lost her job, the only way she could do so was by accepting what both the New England Journal of Medicine and The Lancet now call ‘sex work.’ I ask her whether she currently has a boyfriend. ‘He’s in prison.’ ‘What for?’ ‘Burglaries. He’s out in two years.’ Her mother, who looks after her daughter, arrives on the ward. She is in her 50s, dressed in a blue suit and wearing an old-fashioned hat with a veil and white gloves. As a person of the utmost respectability, a householder and
wrath of their fathers when they discover that, contrary to the community’s code of conduct, their daughters have been courting men of their own choice, thus bringing ineradicable shame upon their families. But patterns and statistical regularities by themselves tell us little unless we are prepared to search for their meaning, and that meaning is always to be found in the minds of men and women. Why, then, do so many take to the pills? To swallow an overdose without seriously intending to
dealing in a nearby area is the local betting shop). That is why he has approached me. ‘That’s a good horse,’ he says, with an air of profound cogitation. ‘He won like that last time out. I’m thinking of backing him for the Classic. What do you think?’ ‘I... er... ’ I’m not sure what to say: he’s being friendly and wants to start a long and learned conversation about White Admiral’s chances in the Classic, but it won’t take him long to discover that I know nothing about it, that I am a
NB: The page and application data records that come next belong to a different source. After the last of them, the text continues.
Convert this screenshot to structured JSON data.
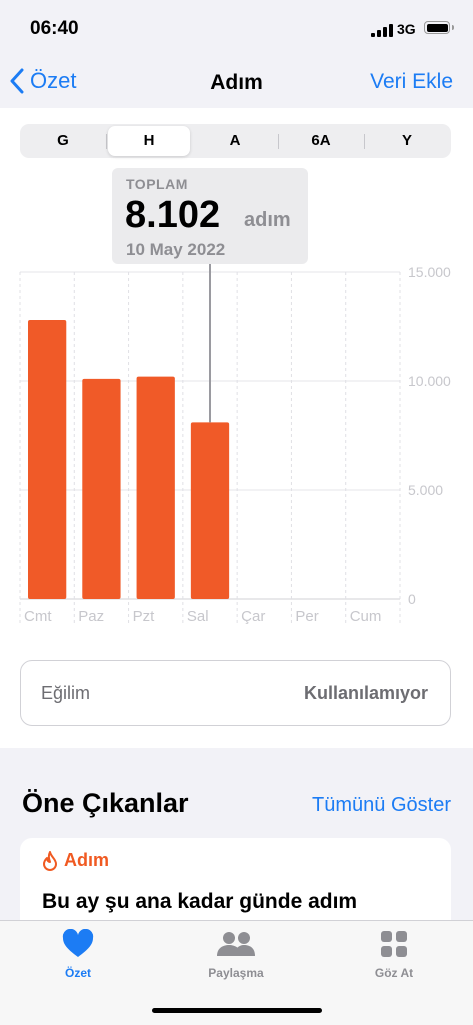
{
  "status": {
    "time": "06:40",
    "network": "3G"
  },
  "nav": {
    "back_label": "Özet",
    "title": "Adım",
    "action_label": "Veri Ekle"
  },
  "segments": [
    "G",
    "H",
    "A",
    "6A",
    "Y"
  ],
  "selected_segment": "H",
  "tooltip": {
    "label": "TOPLAM",
    "value": "8.102",
    "unit": "adım",
    "date": "10 May 2022"
  },
  "chart_data": {
    "type": "bar",
    "categories": [
      "Cmt",
      "Paz",
      "Pzt",
      "Sal",
      "Çar",
      "Per",
      "Cum"
    ],
    "values": [
      12800,
      10100,
      10200,
      8102,
      null,
      null,
      null
    ],
    "y_ticks": [
      "15.000",
      "10.000",
      "5.000",
      "0"
    ],
    "y_tick_values": [
      15000,
      10000,
      5000,
      0
    ],
    "ylim": [
      0,
      15000
    ],
    "highlighted_category": "Sal",
    "bar_color": "#f05a28"
  },
  "trend": {
    "label": "Eğilim",
    "value": "Kullanılamıyor"
  },
  "highlights": {
    "title": "Öne Çıkanlar",
    "show_all": "Tümünü Göster",
    "card": {
      "category": "Adım",
      "text": "Bu ay şu ana kadar günde adım"
    }
  },
  "tabs": [
    {
      "label": "Özet",
      "icon": "heart-icon",
      "active": true
    },
    {
      "label": "Paylaşma",
      "icon": "people-icon",
      "active": false
    },
    {
      "label": "Göz At",
      "icon": "grid-icon",
      "active": false
    }
  ],
  "colors": {
    "accent": "#1c7cf4",
    "bar": "#f05a28",
    "inactive": "#8e8e93"
  }
}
the very depths of their being. But why are they bored, they ask me. The answer, of course, is that they have never applied their intelligence either to their work, their personal lives, or their leisure, and intelligence is a distinct disadvantage when it is not used: it bites back. Reviewing their life stories, they see for the first time that at every point they have chosen the line of least resistance, the least strenuous path. They never received any guidance, because all agreed that one
insult to them personally. Far from correcting their children, they threaten her with further violence. The relentless, gleeful revelations in the press, radio, and television of any wrongdoing by the authorities and the professions, unbalanced by any criticism whatever of members of the general public, have caused an atrophy of the faculty of self-criticism and prepare the mind always to look outward, never inward, for the source of dissatisfaction and malfeasance. Vox populi, vox dei – with